Constable and Landscape Art TheorySome times it is nice to get back to classic (?) landscape interests. Mostly moved by the lectures I'm pushing forward, in the last six months I've started a study, rather large in views as my usual (not to say excessive), on Constable. The main volume along which I'm articulating the study is the nice and deep "John Constable and the Theory of Landscape Painting" by Ray Lambert. Here is a short pdf excerpt. Among the many virtues the book has is that of not trying to do a psychotwisted interpretation of the man. At last a book on a painter that tries to analyze the ideas, the culture of his time (I'm tempted to use the Zeitgeist) and the cultural background. I've greatly appreciated the "philosophy of science" perspective connecting him with Natural Philosophy. I've supported the lecture with several other online readings.
For the biography I've found a couple of publications in the internet archive from the Leslie's Family. I've already written about the Discourses of Sir Joshua Reynolds omnipresent in painting at that time.
There are several good reasons to study Constable's time frame. To start the area from which he comes was interested by the earliest modifications introduced with the very first steps of the industrial revolution. From the various biographies it is interesting to note that his native area was, at his time, a proto post industrial one, even if in ways and with aspects that may sound romantic in modern times. He was interested in depicting views of his actual world. A world he observed with great care and some obsession. As much as Darwin he was mostly an observer, and a dedicated one. He liked to observe. In his case painting comes after as consequence of observing (a proof he says). This I think is a great lesson for every Landscapist.

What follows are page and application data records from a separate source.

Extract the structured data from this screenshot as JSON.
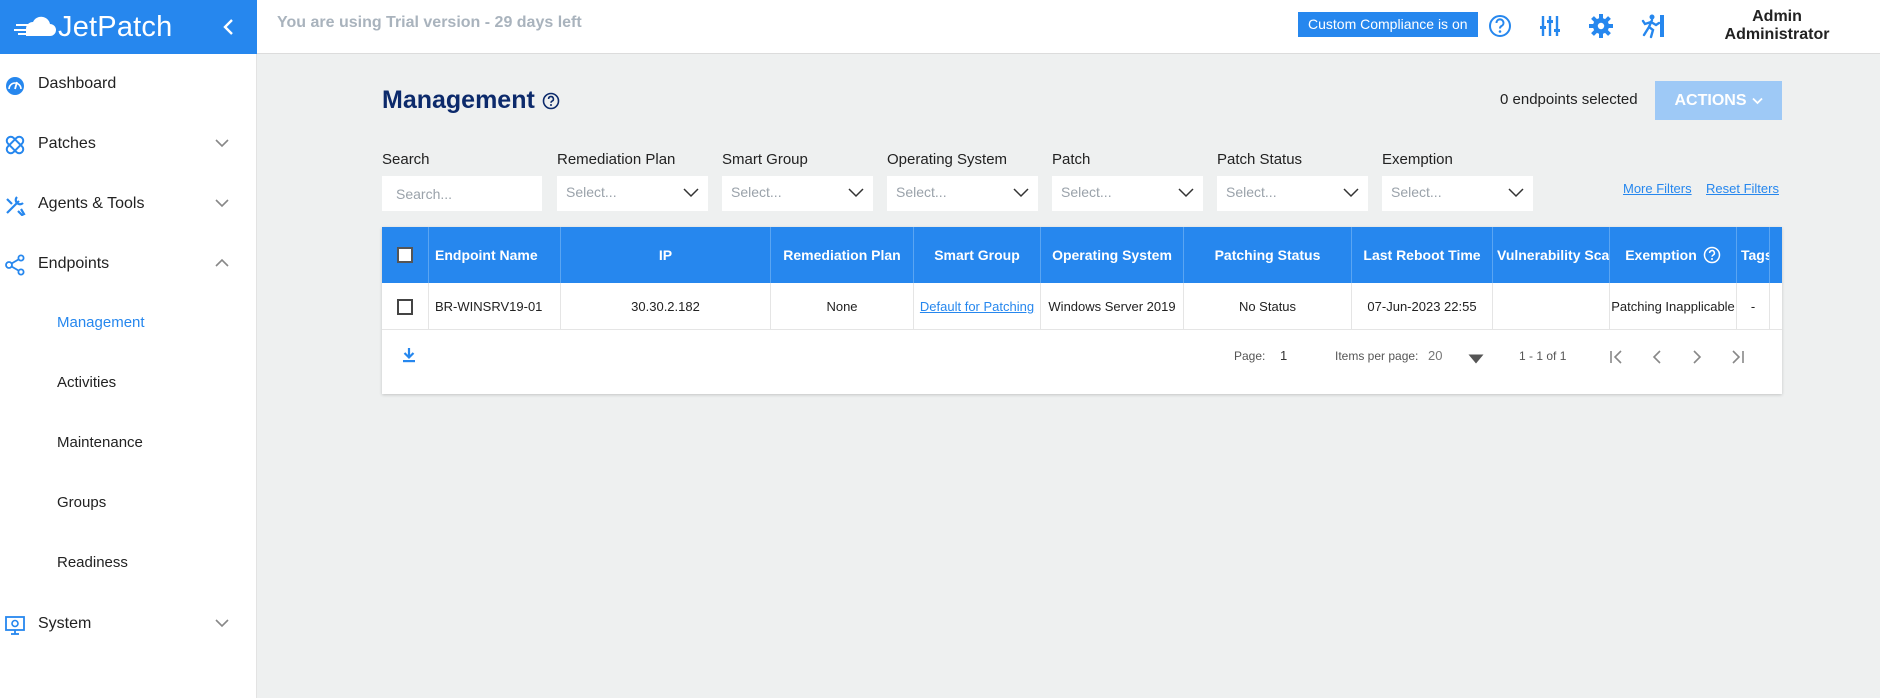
{
  "brand": {
    "name": "JetPatch"
  },
  "header": {
    "trial_text": "You are using Trial version - 29 days left",
    "compliance_badge": "Custom Compliance is on",
    "user_line1": "Admin",
    "user_line2": "Administrator"
  },
  "sidebar": {
    "items": [
      {
        "label": "Dashboard"
      },
      {
        "label": "Patches"
      },
      {
        "label": "Agents & Tools"
      },
      {
        "label": "Endpoints"
      },
      {
        "label": "System"
      }
    ],
    "subitems": [
      {
        "label": "Management"
      },
      {
        "label": "Activities"
      },
      {
        "label": "Maintenance"
      },
      {
        "label": "Groups"
      },
      {
        "label": "Readiness"
      }
    ]
  },
  "main": {
    "title": "Management",
    "selected_count": "0 endpoints selected",
    "actions_label": "ACTIONS",
    "filters": {
      "search_label": "Search",
      "search_placeholder": "Search...",
      "selects": [
        {
          "label": "Remediation Plan",
          "placeholder": "Select..."
        },
        {
          "label": "Smart Group",
          "placeholder": "Select..."
        },
        {
          "label": "Operating System",
          "placeholder": "Select..."
        },
        {
          "label": "Patch",
          "placeholder": "Select..."
        },
        {
          "label": "Patch Status",
          "placeholder": "Select..."
        },
        {
          "label": "Exemption",
          "placeholder": "Select..."
        }
      ],
      "more_filters": "More Filters",
      "reset_filters": "Reset Filters"
    },
    "table": {
      "columns": [
        "Endpoint Name",
        "IP",
        "Remediation Plan",
        "Smart Group",
        "Operating System",
        "Patching Status",
        "Last Reboot Time",
        "Vulnerability Scan",
        "Exemption",
        "Tags"
      ],
      "rows": [
        {
          "endpoint_name": "BR-WINSRV19-01",
          "ip": "30.30.2.182",
          "remediation_plan": "None",
          "smart_group": "Default for Patching",
          "operating_system": "Windows Server 2019",
          "patching_status": "No Status",
          "last_reboot": "07-Jun-2023 22:55",
          "vulnerability_scan": "",
          "exemption": "Patching Inapplicable",
          "tags": "-"
        }
      ]
    },
    "pager": {
      "page_label": "Page:",
      "page_value": "1",
      "items_label": "Items per page:",
      "items_value": "20",
      "range": "1 - 1 of 1"
    }
  },
  "colors": {
    "primary": "#2687ee",
    "title": "#0c2a6b",
    "trial_text": "#a9b3bd",
    "actions_disabled": "#9ec9f6"
  }
}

On the image making side a good point is made by the relation with the user, with great emphasis on the transmission of the viewing experience. Particularly I've found great interest in the strategic use of blurred areas in the mid plane of the painting so to force the viewer to get around each part of the image.